### WHAT IS NEEDED
Your copy begins at the line with "Serialize everything readable" and runs through the end of the data below. Set down only those lines exactly, without pictures.

### EXERCISE MATERIAL
- - - - - - -

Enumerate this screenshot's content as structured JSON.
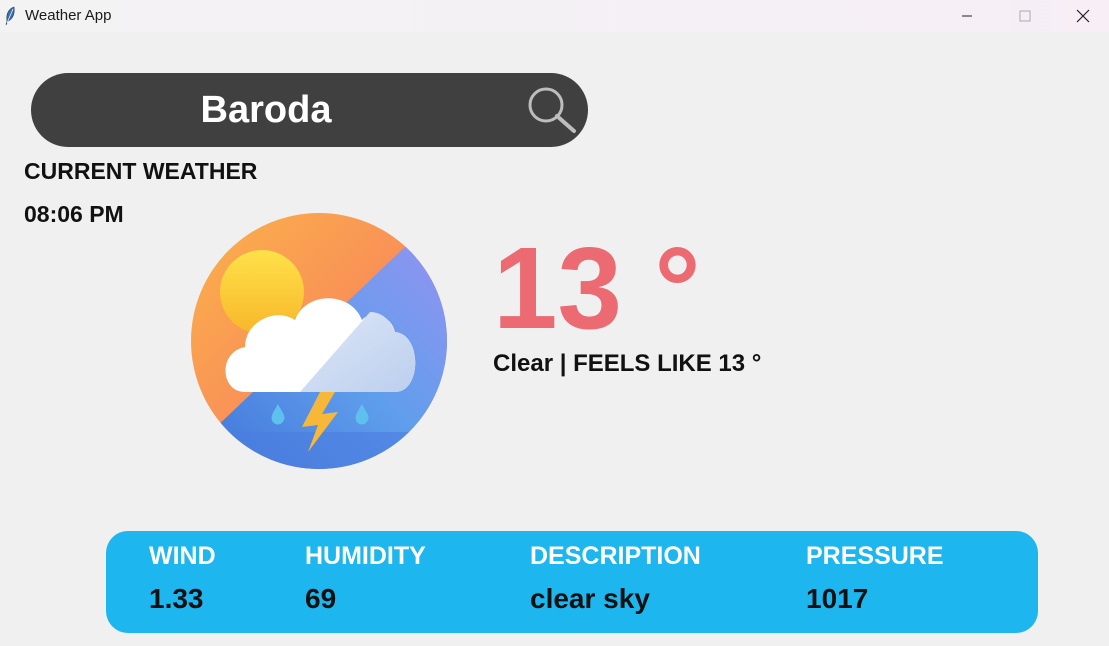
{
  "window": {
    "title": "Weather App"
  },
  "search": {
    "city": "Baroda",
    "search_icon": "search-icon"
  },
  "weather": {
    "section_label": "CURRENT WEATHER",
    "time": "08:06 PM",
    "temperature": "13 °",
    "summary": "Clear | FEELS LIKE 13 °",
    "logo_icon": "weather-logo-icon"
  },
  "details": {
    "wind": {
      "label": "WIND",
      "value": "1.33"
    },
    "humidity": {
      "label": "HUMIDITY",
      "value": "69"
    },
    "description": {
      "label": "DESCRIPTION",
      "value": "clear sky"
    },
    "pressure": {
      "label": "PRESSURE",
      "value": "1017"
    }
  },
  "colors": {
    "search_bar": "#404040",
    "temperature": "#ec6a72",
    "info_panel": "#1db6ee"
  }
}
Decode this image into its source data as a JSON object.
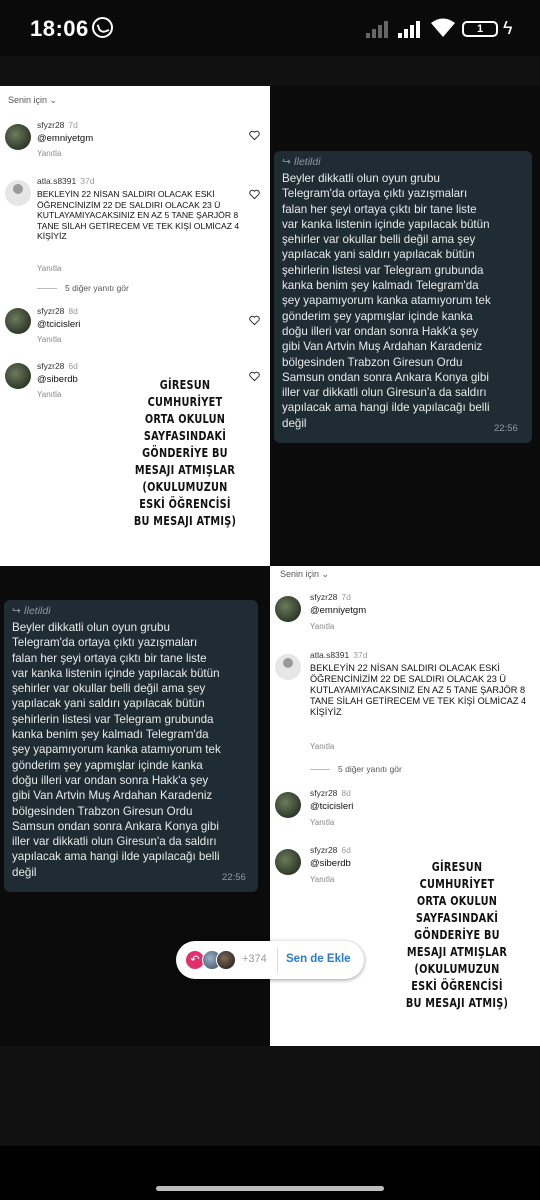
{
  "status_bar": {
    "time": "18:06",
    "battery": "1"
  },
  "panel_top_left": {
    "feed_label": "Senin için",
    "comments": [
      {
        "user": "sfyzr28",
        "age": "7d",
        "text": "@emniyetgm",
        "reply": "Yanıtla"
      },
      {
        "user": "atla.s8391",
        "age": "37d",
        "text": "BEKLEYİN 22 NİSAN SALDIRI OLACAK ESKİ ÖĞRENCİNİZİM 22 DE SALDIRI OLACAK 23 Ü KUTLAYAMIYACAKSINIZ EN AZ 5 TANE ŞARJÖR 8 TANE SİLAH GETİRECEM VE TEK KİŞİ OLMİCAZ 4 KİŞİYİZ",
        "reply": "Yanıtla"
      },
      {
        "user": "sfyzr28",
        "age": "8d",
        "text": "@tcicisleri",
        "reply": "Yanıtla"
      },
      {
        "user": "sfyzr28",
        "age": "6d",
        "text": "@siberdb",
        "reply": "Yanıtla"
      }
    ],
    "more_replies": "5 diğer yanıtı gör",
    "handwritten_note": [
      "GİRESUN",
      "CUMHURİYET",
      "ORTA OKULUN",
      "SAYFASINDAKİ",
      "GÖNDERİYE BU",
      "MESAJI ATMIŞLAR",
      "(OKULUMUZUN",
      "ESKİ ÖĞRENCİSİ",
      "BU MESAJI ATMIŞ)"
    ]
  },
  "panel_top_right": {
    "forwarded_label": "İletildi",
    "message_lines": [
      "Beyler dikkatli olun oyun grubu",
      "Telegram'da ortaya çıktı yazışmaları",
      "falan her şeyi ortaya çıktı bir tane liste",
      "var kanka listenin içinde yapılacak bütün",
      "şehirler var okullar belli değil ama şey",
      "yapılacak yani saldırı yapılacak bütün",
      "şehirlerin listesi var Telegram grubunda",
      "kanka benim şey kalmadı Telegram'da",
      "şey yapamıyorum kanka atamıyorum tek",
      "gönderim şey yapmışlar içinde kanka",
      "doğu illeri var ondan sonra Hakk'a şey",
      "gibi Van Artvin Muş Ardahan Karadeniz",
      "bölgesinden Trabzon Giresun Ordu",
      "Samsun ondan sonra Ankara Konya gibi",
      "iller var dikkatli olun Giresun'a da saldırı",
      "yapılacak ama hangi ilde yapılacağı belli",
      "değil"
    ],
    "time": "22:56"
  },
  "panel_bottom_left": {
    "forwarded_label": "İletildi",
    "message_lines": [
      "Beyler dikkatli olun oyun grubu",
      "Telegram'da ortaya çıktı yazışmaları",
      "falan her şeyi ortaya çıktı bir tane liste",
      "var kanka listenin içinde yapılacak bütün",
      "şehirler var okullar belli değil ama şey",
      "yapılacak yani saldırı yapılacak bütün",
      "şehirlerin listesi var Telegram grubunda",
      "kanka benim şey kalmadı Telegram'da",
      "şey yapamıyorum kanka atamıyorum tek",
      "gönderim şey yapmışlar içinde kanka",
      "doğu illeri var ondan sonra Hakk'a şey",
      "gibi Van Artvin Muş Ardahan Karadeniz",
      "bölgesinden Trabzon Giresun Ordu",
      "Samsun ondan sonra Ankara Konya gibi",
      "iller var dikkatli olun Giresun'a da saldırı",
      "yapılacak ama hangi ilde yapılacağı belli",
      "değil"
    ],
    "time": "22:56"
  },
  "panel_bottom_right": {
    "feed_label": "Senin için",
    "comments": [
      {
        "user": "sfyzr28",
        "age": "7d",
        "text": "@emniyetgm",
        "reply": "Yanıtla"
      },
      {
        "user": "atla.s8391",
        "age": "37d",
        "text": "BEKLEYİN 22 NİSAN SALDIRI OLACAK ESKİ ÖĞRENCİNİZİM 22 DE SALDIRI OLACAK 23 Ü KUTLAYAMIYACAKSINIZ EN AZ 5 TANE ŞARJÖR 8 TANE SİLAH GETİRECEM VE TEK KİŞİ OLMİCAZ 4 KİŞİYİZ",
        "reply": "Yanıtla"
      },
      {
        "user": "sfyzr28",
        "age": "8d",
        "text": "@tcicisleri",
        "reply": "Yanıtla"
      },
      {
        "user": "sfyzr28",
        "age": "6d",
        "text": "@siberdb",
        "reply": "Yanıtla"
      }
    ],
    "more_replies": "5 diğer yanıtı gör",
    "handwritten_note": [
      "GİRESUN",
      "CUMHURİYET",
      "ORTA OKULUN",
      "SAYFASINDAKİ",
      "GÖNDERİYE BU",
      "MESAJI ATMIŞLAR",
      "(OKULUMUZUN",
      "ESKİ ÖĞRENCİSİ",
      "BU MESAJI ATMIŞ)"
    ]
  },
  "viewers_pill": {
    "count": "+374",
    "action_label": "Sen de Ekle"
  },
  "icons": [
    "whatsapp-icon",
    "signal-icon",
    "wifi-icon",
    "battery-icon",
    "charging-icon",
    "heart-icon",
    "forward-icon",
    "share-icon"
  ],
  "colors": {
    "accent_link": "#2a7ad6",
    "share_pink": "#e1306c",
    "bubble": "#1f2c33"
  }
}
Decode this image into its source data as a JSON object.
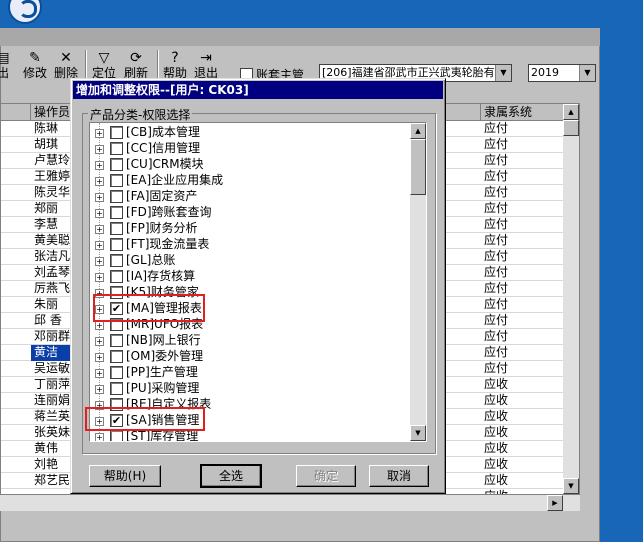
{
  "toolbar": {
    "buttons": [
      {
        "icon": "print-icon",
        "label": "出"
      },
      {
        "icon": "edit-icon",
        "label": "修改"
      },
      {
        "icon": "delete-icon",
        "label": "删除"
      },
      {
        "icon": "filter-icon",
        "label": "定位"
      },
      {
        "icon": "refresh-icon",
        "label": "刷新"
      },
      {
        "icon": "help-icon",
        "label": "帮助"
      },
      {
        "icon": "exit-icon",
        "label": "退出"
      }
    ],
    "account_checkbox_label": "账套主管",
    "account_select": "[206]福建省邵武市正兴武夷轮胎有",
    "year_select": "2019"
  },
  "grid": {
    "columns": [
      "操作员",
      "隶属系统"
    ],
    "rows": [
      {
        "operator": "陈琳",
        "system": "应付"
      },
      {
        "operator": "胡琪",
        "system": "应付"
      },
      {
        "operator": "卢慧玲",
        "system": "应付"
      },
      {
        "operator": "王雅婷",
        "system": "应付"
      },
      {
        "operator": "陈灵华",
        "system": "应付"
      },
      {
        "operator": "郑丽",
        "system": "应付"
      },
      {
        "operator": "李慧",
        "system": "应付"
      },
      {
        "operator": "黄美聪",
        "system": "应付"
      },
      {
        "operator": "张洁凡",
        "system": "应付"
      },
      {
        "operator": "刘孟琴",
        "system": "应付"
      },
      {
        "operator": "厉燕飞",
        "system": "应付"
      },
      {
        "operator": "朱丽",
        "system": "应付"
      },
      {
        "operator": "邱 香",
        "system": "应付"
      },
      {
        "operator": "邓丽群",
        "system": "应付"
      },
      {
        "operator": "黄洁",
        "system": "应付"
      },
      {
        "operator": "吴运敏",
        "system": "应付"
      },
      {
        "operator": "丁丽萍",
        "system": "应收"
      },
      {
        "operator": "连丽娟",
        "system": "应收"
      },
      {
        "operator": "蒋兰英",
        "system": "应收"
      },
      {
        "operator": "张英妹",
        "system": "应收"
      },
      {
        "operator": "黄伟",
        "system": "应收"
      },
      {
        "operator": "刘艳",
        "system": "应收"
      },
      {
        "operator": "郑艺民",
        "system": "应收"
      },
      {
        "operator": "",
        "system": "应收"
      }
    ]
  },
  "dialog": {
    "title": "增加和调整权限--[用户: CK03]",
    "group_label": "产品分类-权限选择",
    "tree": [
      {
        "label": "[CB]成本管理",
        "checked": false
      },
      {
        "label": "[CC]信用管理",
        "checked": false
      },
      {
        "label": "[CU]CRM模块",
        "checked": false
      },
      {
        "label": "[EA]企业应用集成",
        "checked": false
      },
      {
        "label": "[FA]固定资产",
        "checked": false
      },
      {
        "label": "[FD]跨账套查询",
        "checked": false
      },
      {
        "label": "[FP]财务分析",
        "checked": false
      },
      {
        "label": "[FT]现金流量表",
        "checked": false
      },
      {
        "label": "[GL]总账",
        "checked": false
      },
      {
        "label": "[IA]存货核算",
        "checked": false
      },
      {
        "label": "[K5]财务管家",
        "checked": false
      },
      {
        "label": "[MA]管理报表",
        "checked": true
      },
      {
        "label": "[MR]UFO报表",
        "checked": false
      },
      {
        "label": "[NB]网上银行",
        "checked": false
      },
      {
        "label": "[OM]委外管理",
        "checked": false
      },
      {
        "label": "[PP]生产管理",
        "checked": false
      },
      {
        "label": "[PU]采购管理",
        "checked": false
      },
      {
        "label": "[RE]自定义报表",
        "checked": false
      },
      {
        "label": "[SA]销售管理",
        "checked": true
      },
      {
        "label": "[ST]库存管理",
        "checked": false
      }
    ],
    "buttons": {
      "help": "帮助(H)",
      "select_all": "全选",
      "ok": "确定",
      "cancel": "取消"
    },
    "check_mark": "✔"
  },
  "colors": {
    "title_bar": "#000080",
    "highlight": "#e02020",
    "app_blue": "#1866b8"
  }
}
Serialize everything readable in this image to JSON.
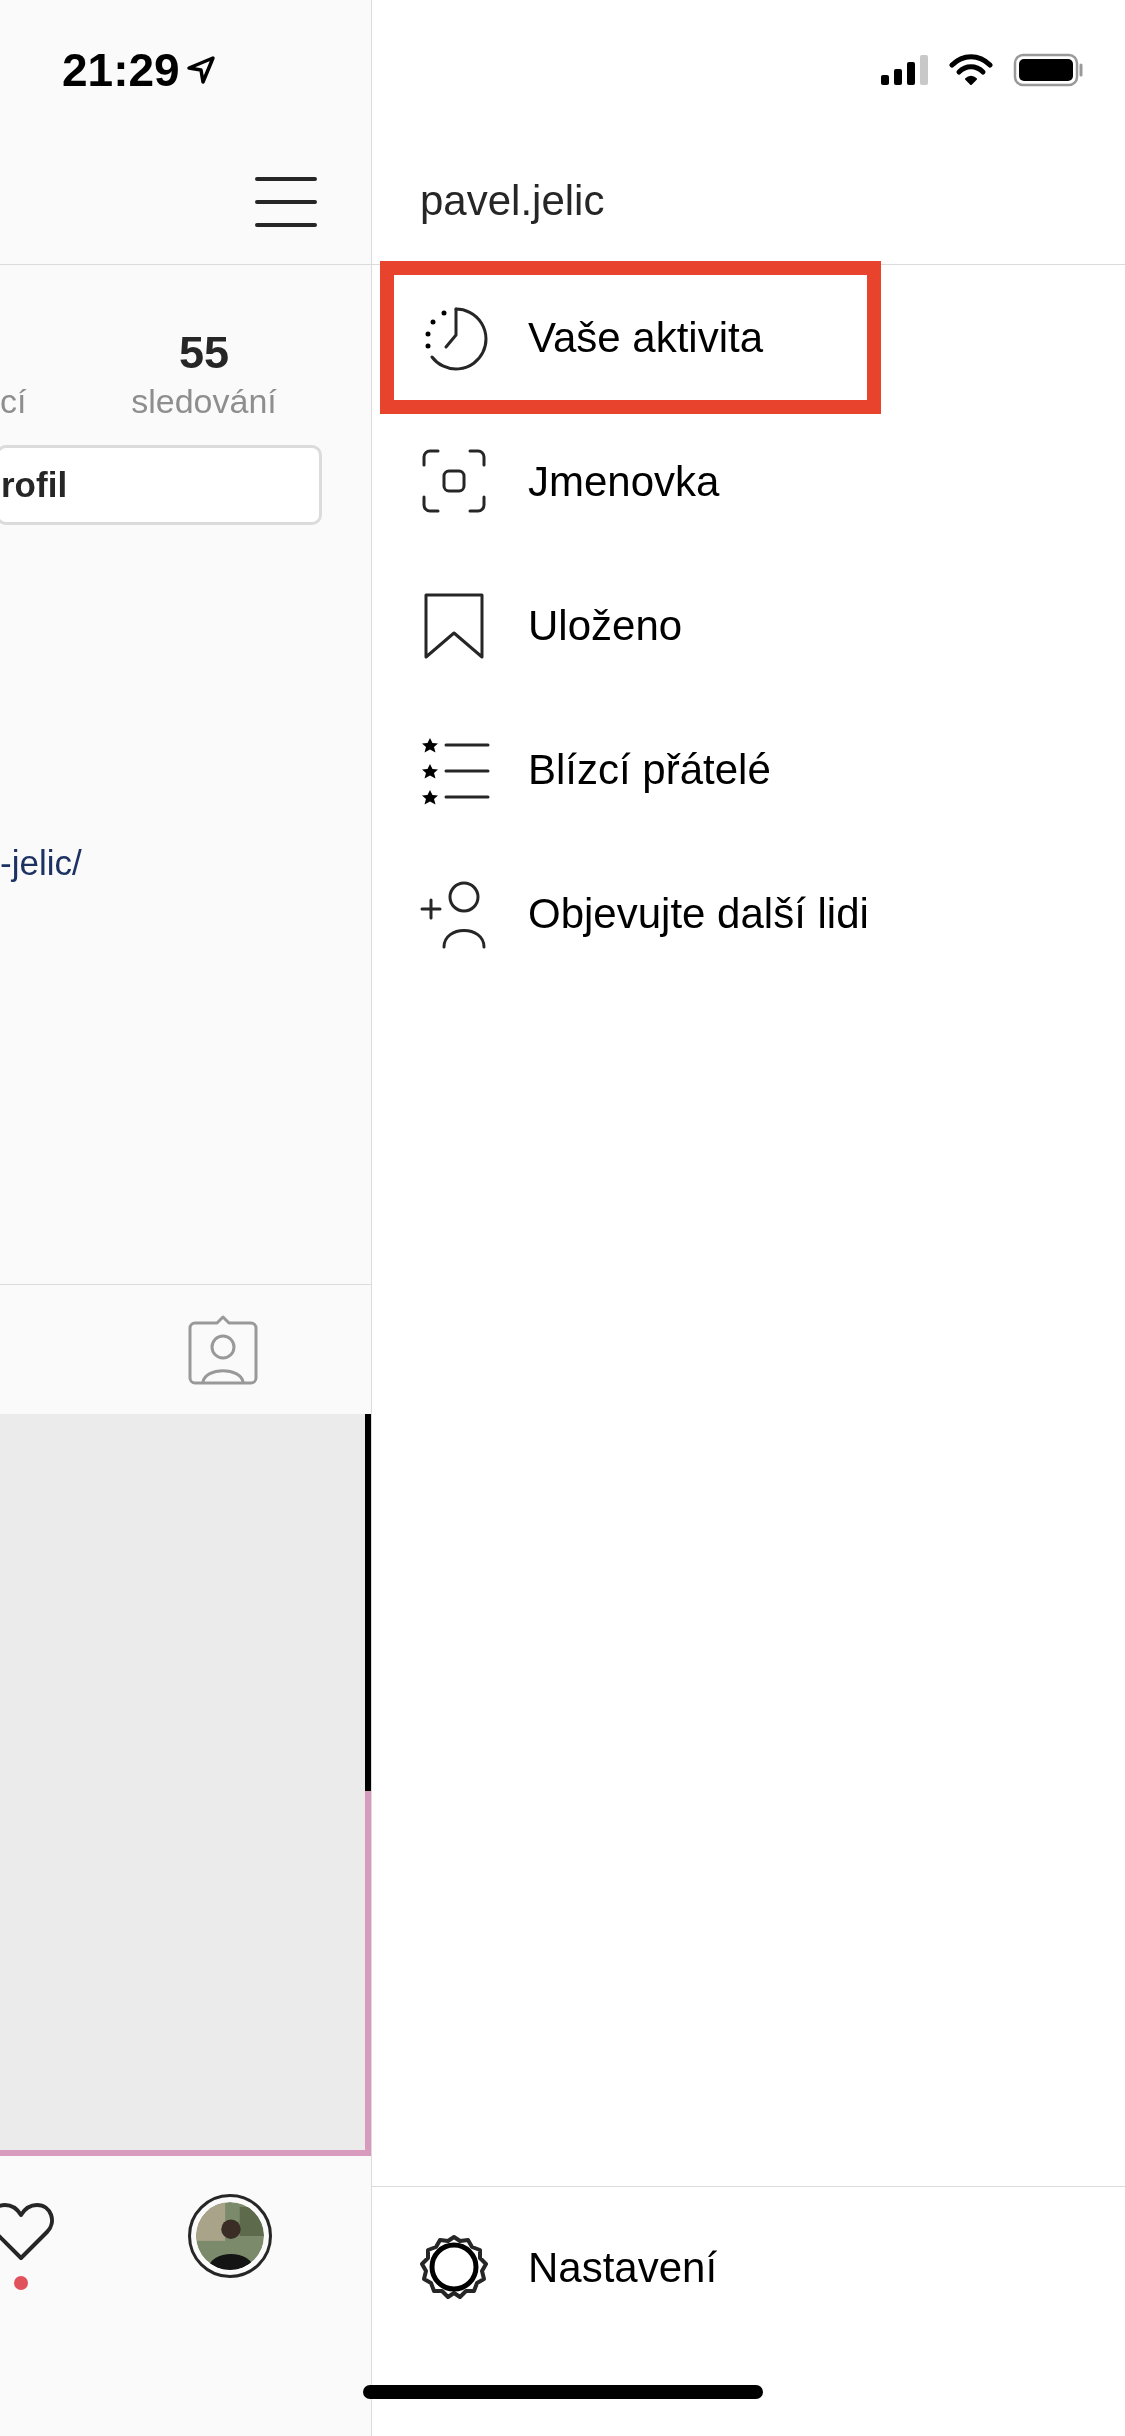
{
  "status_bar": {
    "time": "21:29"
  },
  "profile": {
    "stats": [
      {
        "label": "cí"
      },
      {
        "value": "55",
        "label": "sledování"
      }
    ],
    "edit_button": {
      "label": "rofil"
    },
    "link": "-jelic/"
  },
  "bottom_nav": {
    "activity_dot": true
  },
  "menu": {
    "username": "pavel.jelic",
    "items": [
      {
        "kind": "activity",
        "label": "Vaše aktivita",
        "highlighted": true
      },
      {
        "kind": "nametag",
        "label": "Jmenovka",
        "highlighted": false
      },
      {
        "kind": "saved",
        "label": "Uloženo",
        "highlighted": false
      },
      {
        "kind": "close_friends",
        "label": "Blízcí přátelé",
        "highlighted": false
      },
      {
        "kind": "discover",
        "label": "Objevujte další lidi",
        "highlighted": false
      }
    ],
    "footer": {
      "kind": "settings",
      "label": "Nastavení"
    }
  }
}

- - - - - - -

### RESULT BELOW
Serialize everything readable in this image to JSON.
{
  "status_bar": {
    "time": "21:29"
  },
  "profile": {
    "stats": [
      {
        "label": "cí"
      },
      {
        "value": "55",
        "label": "sledování"
      }
    ],
    "edit_button": {
      "label": "rofil"
    },
    "link": "-jelic/"
  },
  "bottom_nav": {
    "activity_dot": true
  },
  "menu": {
    "username": "pavel.jelic",
    "items": [
      {
        "kind": "activity",
        "label": "Vaše aktivita",
        "highlighted": true
      },
      {
        "kind": "nametag",
        "label": "Jmenovka",
        "highlighted": false
      },
      {
        "kind": "saved",
        "label": "Uloženo",
        "highlighted": false
      },
      {
        "kind": "close_friends",
        "label": "Blízcí přátelé",
        "highlighted": false
      },
      {
        "kind": "discover",
        "label": "Objevujte další lidi",
        "highlighted": false
      }
    ],
    "footer": {
      "kind": "settings",
      "label": "Nastavení"
    }
  }
}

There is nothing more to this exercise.